Don’t: Wash and Condition Everyday

Despite the fact that conditioner replenishes the hair’s moisture and counteracts any drying or damaging effects caused by shampooing, washing your hair on a daily basis is a recipe for severe dryness and damage.  Even the richest conditioner is no match for hair that has been subjected to daily cleansing, so make sure to space out your hair washing as much as possible.

Do: Regularly Use Hair Masks and Leave-In Conditioners

It’s no secret that we are huge fans of adding hair masks and leave-in conditioners to your hair routine, and we think that these two products are some of the most effective methods to quickly resolve any dryness issues.  For those with hair that is naturally dry, have recently undergone a chemical treatment, or have experienced a sudden change in weather or climate, a simple conditioner post-shampooing might not be enough.  Using a leave-in conditioner or a hair mask is a perfect way to infuse the hair with long-lasting moisture that penetrates the hair strand at a deep level.

Don’t: Fall Asleep with Wet Hair Without Taking Precautions

An overnight hair mask is one of the very best ways to infuse your hair with an incredible burst of hydration, but you’ll need to take several steps to do this correctly.  When the hair is wet or damp, it becomes flexible and elastic, losing its rigid form and making it much more susceptible to breakage.  While we sleep, its common to toss and turn, and all this tossing and turning can easily damage the structure of our wet hair.  To prevent this, you can take a couple of preventative measures, such as securing the hair in a hair mask, tying the hair in braids, and/or sleeping on a silk pillowcase that reduces friction.
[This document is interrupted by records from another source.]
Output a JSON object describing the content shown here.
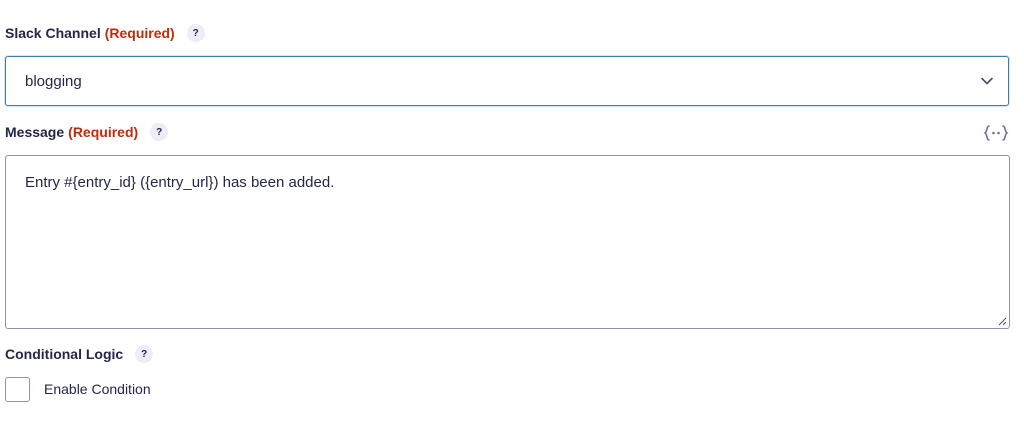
{
  "slack_channel": {
    "label": "Slack Channel",
    "required": "(Required)",
    "help": "?",
    "selected_value": "blogging"
  },
  "message": {
    "label": "Message",
    "required": "(Required)",
    "help": "?",
    "merge_tag_icon": "merge-tags-icon",
    "value": "Entry #{entry_id} ({entry_url}) has been added."
  },
  "conditional_logic": {
    "label": "Conditional Logic",
    "help": "?",
    "checkbox_label": "Enable Condition",
    "checked": false
  },
  "colors": {
    "required": "#c02b0a",
    "focus_border": "#3e7da6",
    "text": "#242748"
  }
}
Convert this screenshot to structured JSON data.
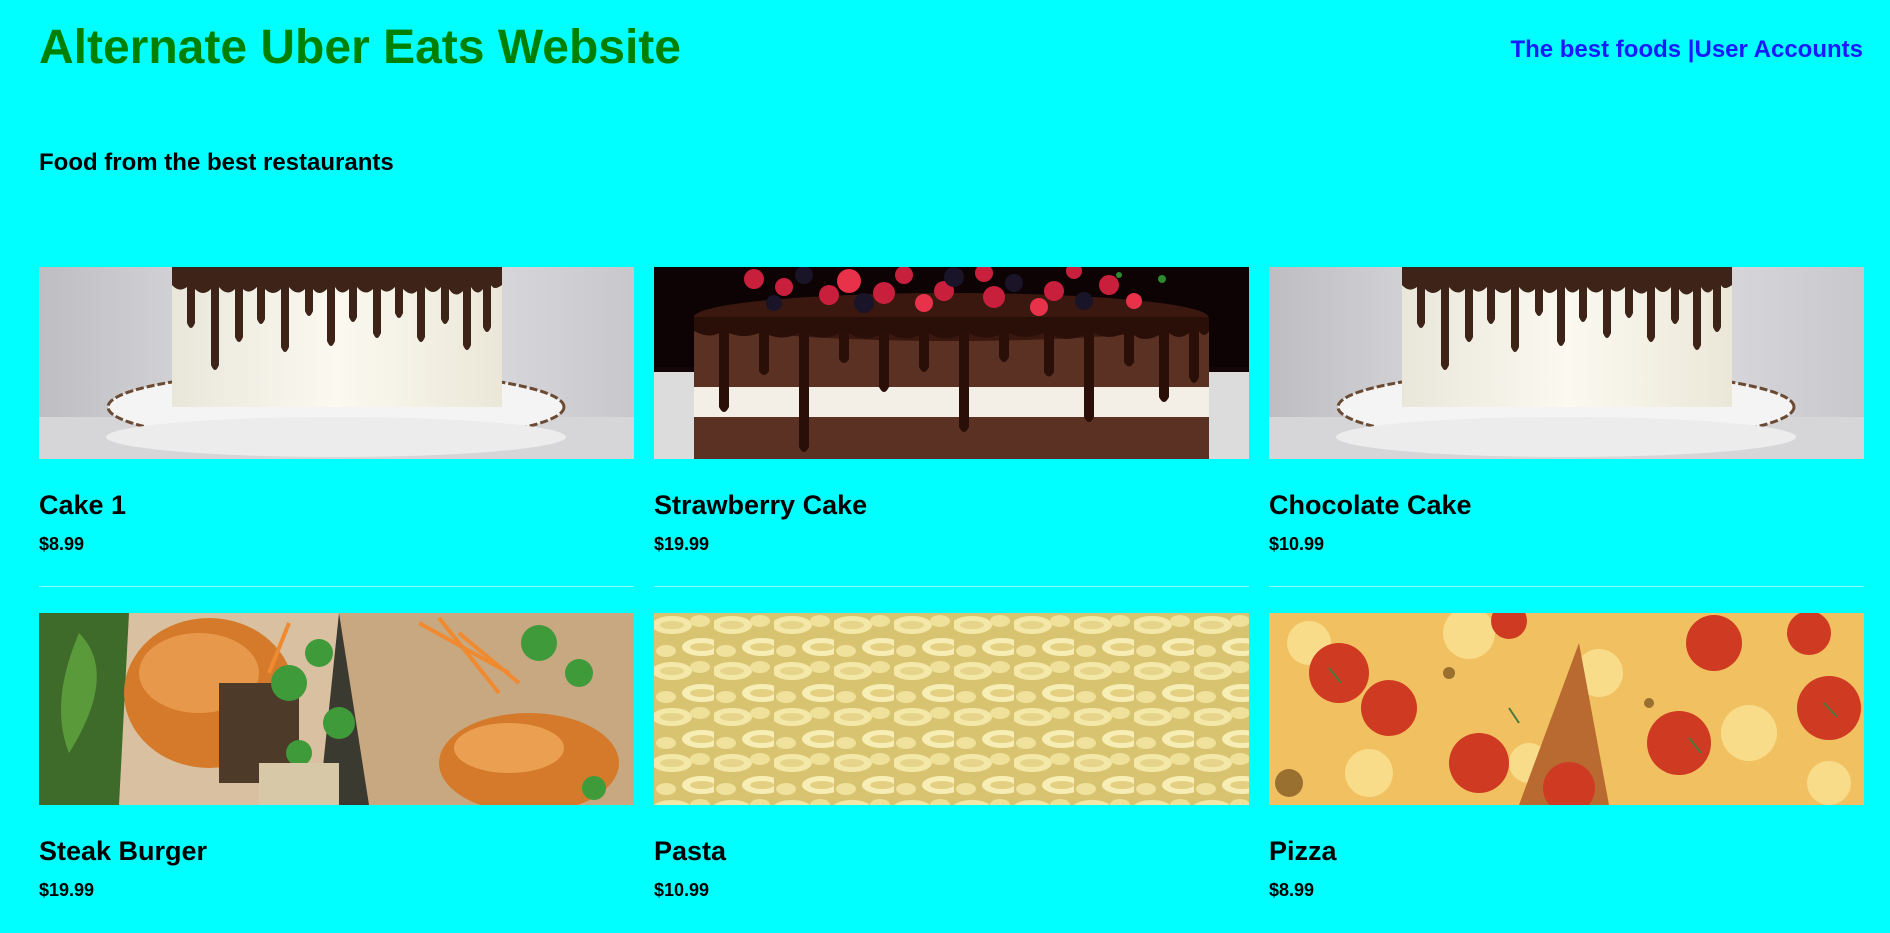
{
  "header": {
    "title": "Alternate Uber Eats Website",
    "nav_best_foods": "The best foods |",
    "nav_user_accounts": "User Accounts"
  },
  "tagline": "Food from the best restaurants",
  "colors": {
    "background": "#00ffff",
    "title": "#008000",
    "nav_link": "#1a1aff"
  },
  "items": [
    {
      "name": "Cake 1",
      "price": "$8.99",
      "image": "drip-cake-photo"
    },
    {
      "name": "Strawberry Cake",
      "price": "$19.99",
      "image": "berry-cake-photo"
    },
    {
      "name": "Chocolate Cake",
      "price": "$10.99",
      "image": "drip-cake-photo"
    },
    {
      "name": "Steak Burger",
      "price": "$19.99",
      "image": "burger-photo"
    },
    {
      "name": "Pasta",
      "price": "$10.99",
      "image": "pasta-photo"
    },
    {
      "name": "Pizza",
      "price": "$8.99",
      "image": "pizza-photo"
    }
  ]
}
Do: Invest in High-Quality, Technologically Advanced Styling Tools

In an ideal world, you’d heat style your hair as little as possible to prevent dryness or damage.  However, in the real world, we likely have to utilize heat styling techniques on a daily basis, which puts us at a great disadvantage in the struggle to walk that fine line between dry hair and moisturized hair.  Thankfully, hair styling technology has come a long way in the past few decades, and today’s tools feature advance heat technology that helps to prevent hair dryness while promoting hydration levels.  Look for tools that utilize infrared technology, which heats the hair from the inside-out to preserve and protect the outer cuticle layer, as well as ionic technology, which negates the drying effects of positive ions to keep moisture locked within the hair strand.

Don’t: Over-Style Your Hair
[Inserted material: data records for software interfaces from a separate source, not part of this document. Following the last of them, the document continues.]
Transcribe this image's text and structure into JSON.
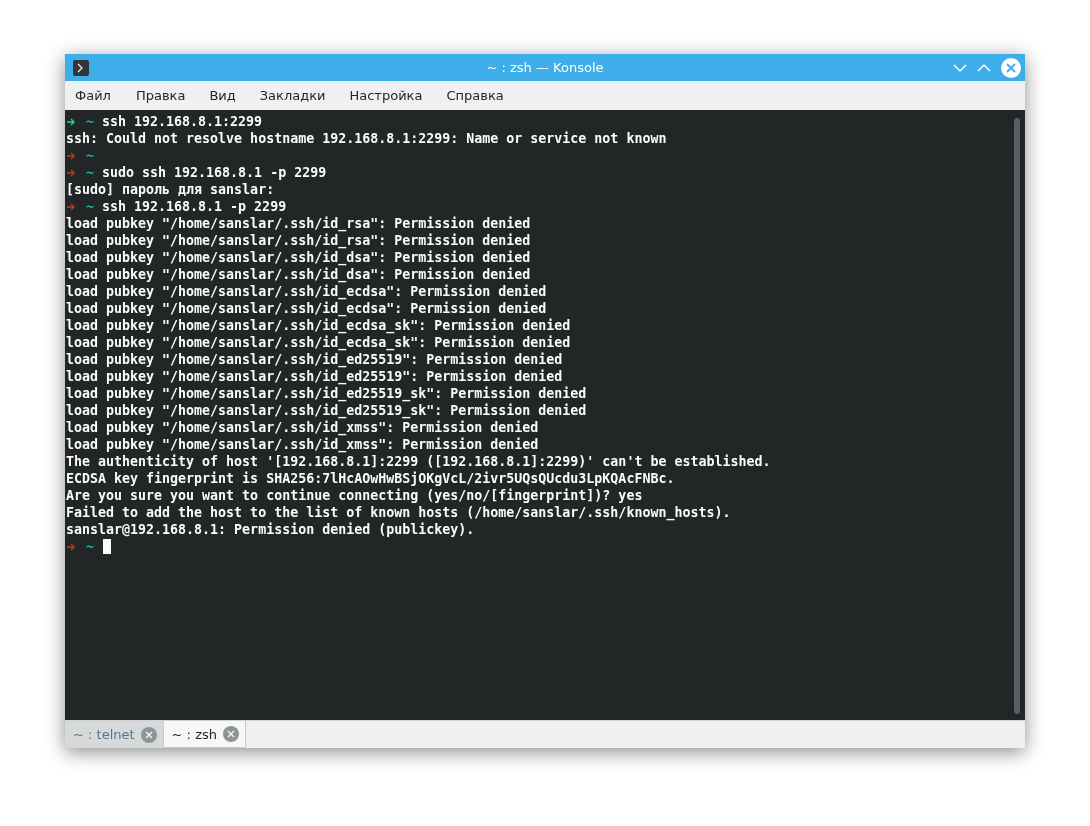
{
  "window": {
    "title": "~ : zsh — Konsole"
  },
  "menu": [
    "Файл",
    "Правка",
    "Вид",
    "Закладки",
    "Настройка",
    "Справка"
  ],
  "terminal": {
    "lines": [
      {
        "kind": "prompt",
        "color": "#1cdc9a",
        "dir": "~",
        "command": "ssh 192.168.8.1:2299"
      },
      {
        "kind": "output",
        "text": "ssh: Could not resolve hostname 192.168.8.1:2299: Name or service not known"
      },
      {
        "kind": "prompt",
        "color": "#c0392b",
        "dir": "~"
      },
      {
        "kind": "prompt",
        "color": "#c0392b",
        "dir": "~",
        "command": "sudo ssh 192.168.8.1 -p 2299"
      },
      {
        "kind": "output",
        "text": "[sudo] пароль для sanslar:"
      },
      {
        "kind": "prompt",
        "color": "#c0392b",
        "dir": "~",
        "command": "ssh 192.168.8.1 -p 2299"
      },
      {
        "kind": "output",
        "text": "load pubkey \"/home/sanslar/.ssh/id_rsa\": Permission denied"
      },
      {
        "kind": "output",
        "text": "load pubkey \"/home/sanslar/.ssh/id_rsa\": Permission denied"
      },
      {
        "kind": "output",
        "text": "load pubkey \"/home/sanslar/.ssh/id_dsa\": Permission denied"
      },
      {
        "kind": "output",
        "text": "load pubkey \"/home/sanslar/.ssh/id_dsa\": Permission denied"
      },
      {
        "kind": "output",
        "text": "load pubkey \"/home/sanslar/.ssh/id_ecdsa\": Permission denied"
      },
      {
        "kind": "output",
        "text": "load pubkey \"/home/sanslar/.ssh/id_ecdsa\": Permission denied"
      },
      {
        "kind": "output",
        "text": "load pubkey \"/home/sanslar/.ssh/id_ecdsa_sk\": Permission denied"
      },
      {
        "kind": "output",
        "text": "load pubkey \"/home/sanslar/.ssh/id_ecdsa_sk\": Permission denied"
      },
      {
        "kind": "output",
        "text": "load pubkey \"/home/sanslar/.ssh/id_ed25519\": Permission denied"
      },
      {
        "kind": "output",
        "text": "load pubkey \"/home/sanslar/.ssh/id_ed25519\": Permission denied"
      },
      {
        "kind": "output",
        "text": "load pubkey \"/home/sanslar/.ssh/id_ed25519_sk\": Permission denied"
      },
      {
        "kind": "output",
        "text": "load pubkey \"/home/sanslar/.ssh/id_ed25519_sk\": Permission denied"
      },
      {
        "kind": "output",
        "text": "load pubkey \"/home/sanslar/.ssh/id_xmss\": Permission denied"
      },
      {
        "kind": "output",
        "text": "load pubkey \"/home/sanslar/.ssh/id_xmss\": Permission denied"
      },
      {
        "kind": "output",
        "text": "The authenticity of host '[192.168.8.1]:2299 ([192.168.8.1]:2299)' can't be established."
      },
      {
        "kind": "output",
        "text": "ECDSA key fingerprint is SHA256:7lHcAOwHwBSjOKgVcL/2ivr5UQsQUcdu3LpKQAcFNBc."
      },
      {
        "kind": "output",
        "text": "Are you sure you want to continue connecting (yes/no/[fingerprint])? yes"
      },
      {
        "kind": "output",
        "text": "Failed to add the host to the list of known hosts (/home/sanslar/.ssh/known_hosts)."
      },
      {
        "kind": "output",
        "text": "sanslar@192.168.8.1: Permission denied (publickey)."
      },
      {
        "kind": "prompt",
        "color": "#c0392b",
        "dir": "~",
        "cursor": true
      }
    ]
  },
  "tabs": [
    {
      "label": "~ : telnet",
      "selected": false
    },
    {
      "label": "~ : zsh",
      "selected": true
    }
  ]
}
Again, even the most gentle and advanced styling tool can cause damage to your hair if used too frequently, so make sure to limit styling sessions as much as possible.  Additionally, the time spent styling within a given session is just as important as the number of times styling the hair, meaning that those with thicker, more textured hair need to use higher temperatures and speeds to keep the styling session short and gentle.  For an added degree of protection, utilize a heat protection spray that can both coat the hair with a protective buffer from heat damage and also add a little extra moisture to the hair
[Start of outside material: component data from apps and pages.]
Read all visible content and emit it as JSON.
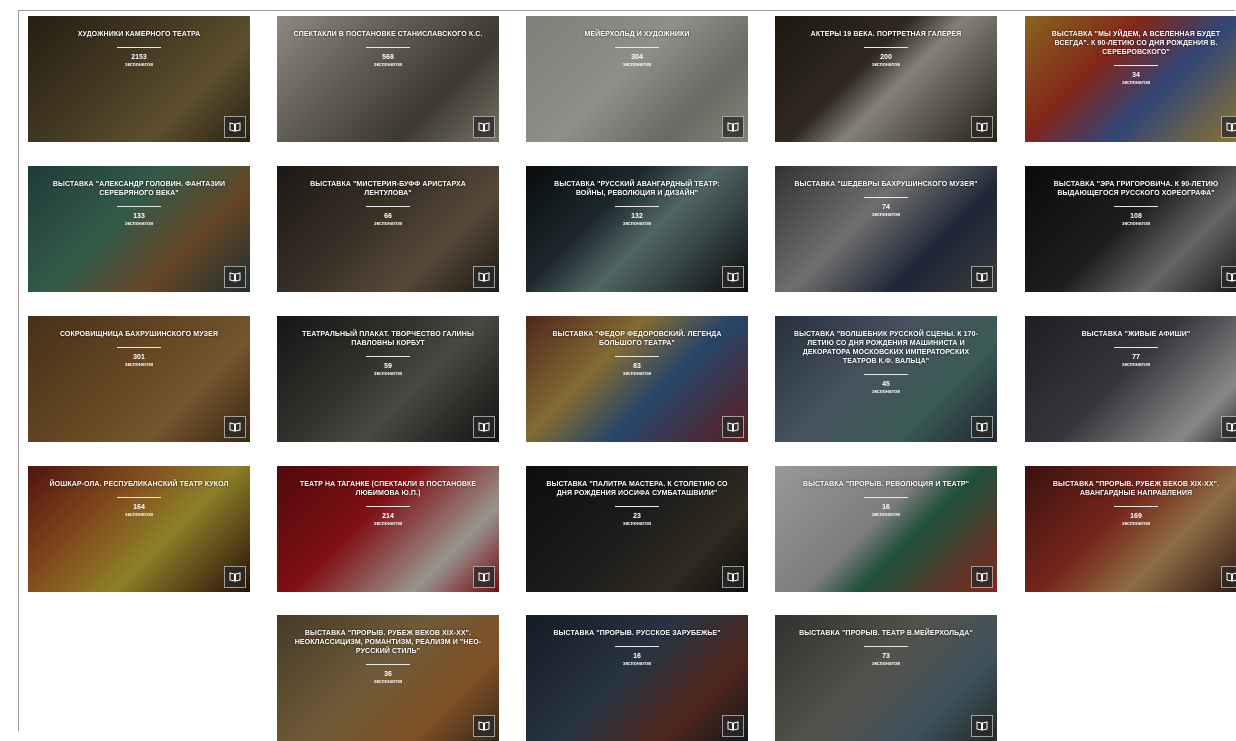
{
  "cards": [
    {
      "title": "Художники Камерного театра",
      "count": "2153",
      "unit": "экспонатов",
      "bg": "linear-gradient(135deg,#3a2e1d 0%,#6b5a36 45%,#8f7a47 70%,#40331f 100%)",
      "icon": "book-icon"
    },
    {
      "title": "Спектакли в постановке Станиславского К.С.",
      "count": "568",
      "unit": "экспонатов",
      "bg": "linear-gradient(135deg,#d7d1c0 0%,#8d887a 40%,#5d584c 70%,#b7af99 100%)",
      "icon": "book-icon"
    },
    {
      "title": "Мейерхольд и художники",
      "count": "304",
      "unit": "экспонатов",
      "bg": "linear-gradient(135deg,#bfc2b9 0%,#dad9cf 45%,#9fa296 75%,#c8c6ba 100%)",
      "icon": "book-icon"
    },
    {
      "title": "Актеры 19 века. Портретная галерея",
      "count": "200",
      "unit": "экспонатов",
      "bg": "linear-gradient(135deg,#2b241b 0%,#4a4031 40%,#c9c3b3 55%,#3b3326 100%)",
      "icon": "book-icon"
    },
    {
      "title": "Выставка \"Мы уйдем, а Вселенная будет всегда\". К 90-летию со дня рождения В. Серебровского\"",
      "count": "34",
      "unit": "экспонатов",
      "bg": "linear-gradient(135deg,#d19a2c 0%,#c53a2a 35%,#4a6bb4 60%,#e3b342 100%)",
      "icon": "book-icon"
    },
    {
      "title": "Выставка \"Александр Головин. Фантазии Серебряного века\"",
      "count": "133",
      "unit": "экспонатов",
      "bg": "linear-gradient(135deg,#2f5a56 0%,#4d8a6f 40%,#9a6a3a 70%,#2f4b4d 100%)",
      "icon": "book-icon"
    },
    {
      "title": "Выставка \"Мистерия-буфф Аристарха Лентулова\"",
      "count": "66",
      "unit": "экспонатов",
      "bg": "linear-gradient(135deg,#2a2520 0%,#5b4d3c 45%,#847058 70%,#2c2620 100%)",
      "icon": "book-icon"
    },
    {
      "title": "Выставка \"Русский авангардный театр: войны, революция и дизайн\"",
      "count": "132",
      "unit": "экспонатов",
      "bg": "linear-gradient(135deg,#0e1213 0%,#2c3f46 35%,#7c9a9a 55%,#101617 100%)",
      "icon": "book-icon"
    },
    {
      "title": "Выставка \"Шедевры Бахрушинского музея\"",
      "count": "74",
      "unit": "экспонатов",
      "bg": "linear-gradient(135deg,#4c4c4c 0%,#a9a9a6 40%,#2d3b55 70%,#5a5a58 100%)",
      "icon": "book-icon"
    },
    {
      "title": "Выставка \"Эра Григоровича. К 90-летию выдающегося русского хореографа\"",
      "count": "108",
      "unit": "экспонатов",
      "bg": "linear-gradient(135deg,#111111 0%,#2d2d2d 45%,#9b9b9b 70%,#1a1a1a 100%)",
      "icon": "book-icon"
    },
    {
      "title": "Сокровищница Бахрушинского музея",
      "count": "301",
      "unit": "экспонатов",
      "bg": "linear-gradient(135deg,#6b4a25 0%,#9a6c36 45%,#b08247 70%,#5a3c1f 100%)",
      "icon": "book-icon"
    },
    {
      "title": "Театральный плакат. Творчество Галины Павловны Корбут",
      "count": "59",
      "unit": "экспонатов",
      "bg": "linear-gradient(135deg,#202020 0%,#4d4d45 40%,#6e7065 60%,#1b1b1b 100%)",
      "icon": "book-icon"
    },
    {
      "title": "Выставка \"Федор Федоровский. Легенда Большого театра\"",
      "count": "83",
      "unit": "экспонатов",
      "bg": "linear-gradient(135deg,#7a3a2a 0%,#c7a34c 35%,#3a6aa3 60%,#8f2e2a 100%)",
      "icon": "book-icon"
    },
    {
      "title": "Выставка \"Волшебник русской сцены. К 170-летию со дня рождения машиниста и декоратора Московских императорских театров К.Ф. Вальца\"",
      "count": "45",
      "unit": "экспонатов",
      "bg": "linear-gradient(135deg,#3a4a5f 0%,#6b7d8f 40%,#5a8a82 70%,#2f3b4d 100%)",
      "icon": "book-icon"
    },
    {
      "title": "Выставка \"Живые афиши\"",
      "count": "77",
      "unit": "экспонатов",
      "bg": "linear-gradient(135deg,#302f36 0%,#55525c 45%,#cfcfcf 80%,#2a2930 100%)",
      "icon": "book-icon"
    },
    {
      "title": "Йошкар-Ола. Республиканский театр кукол",
      "count": "164",
      "unit": "экспонатов",
      "bg": "linear-gradient(135deg,#7a1f1a 0%,#c6752c 35%,#d7c23e 60%,#3a1a12 100%)",
      "icon": "book-icon"
    },
    {
      "title": "Театр на Таганке (спектакли в постановке Любимова Ю.П.)",
      "count": "214",
      "unit": "экспонатов",
      "bg": "linear-gradient(135deg,#7a0f12 0%,#c2181e 40%,#e9e0d8 75%,#b01519 100%)",
      "icon": "book-icon"
    },
    {
      "title": "Выставка \"Палитра мастера. К столетию со дня рождения Иосифа Сумбаташвили\"",
      "count": "23",
      "unit": "экспонатов",
      "bg": "linear-gradient(135deg,#151515 0%,#2b2b2b 45%,#4a4130 75%,#141414 100%)",
      "icon": "book-icon"
    },
    {
      "title": "Выставка \"Прорыв. Революция и театр\"",
      "count": "16",
      "unit": "экспонатов",
      "bg": "linear-gradient(135deg,#e8e8e6 0%,#bdbdbb 45%,#2f7a5a 60%,#c93a2a 100%)",
      "icon": "book-icon"
    },
    {
      "title": "Выставка \"Прорыв. Рубеж веков XIX-XX\". Авангардные направления",
      "count": "169",
      "unit": "экспонатов",
      "bg": "linear-gradient(135deg,#5a1a16 0%,#b23a2a 40%,#d9a66a 65%,#3a1a14 100%)",
      "icon": "book-icon"
    },
    {
      "title": "Выставка \"Прорыв. Рубеж веков XIX-XX\". Неоклассицизм, романтизм, реализм и \"Нео-русский стиль\"",
      "count": "36",
      "unit": "экспонатов",
      "bg": "linear-gradient(135deg,#6c5a3a 0%,#a88a55 45%,#c27a3a 75%,#4d3d26 100%)",
      "icon": "book-icon"
    },
    {
      "title": "Выставка \"Прорыв. Русское зарубежье\"",
      "count": "16",
      "unit": "экспонатов",
      "bg": "linear-gradient(135deg,#1e2b3a 0%,#3d4f65 45%,#7a3a2a 75%,#1a2430 100%)",
      "icon": "book-icon"
    },
    {
      "title": "Выставка \"Прорыв. Театр В.Мейерхольда\"",
      "count": "73",
      "unit": "экспонатов",
      "bg": "linear-gradient(135deg,#4b4b45 0%,#7f7d73 45%,#5d7c8f 75%,#3b3b36 100%)",
      "icon": "book-icon"
    }
  ]
}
Do: Embrace Hair Oils and Serums

If you haven’t already, it’s time to explore the wonderful world of hair oils and hair serums. Today’s hair care market is filled with countless oil and serum products that impart lightweight, non-greasy moisture while allowing your hair to maintain its shine and softness.  These products provide versatile means of use, whether as a pre or post-styler, and can be carried in a purse or pocket to be used on an as-needed basis if your hair is feeling dry towards the middle of the day.

Don’t: Use Drying Hairsprays or Finishing Products

This goes without saying, but make sure to cut out any hairsprays or finishing products that contain high amounts of alcohol or drying ingredients that further dry out your hair.  Some hairsprays may work initially to tamp down frizz, but the amount of drying ingredients within the spray can actually make the hair look frizzier and drier later in the day.  Opt for sprays that contain hydrating and healing ingredients such as aloe and panthenol.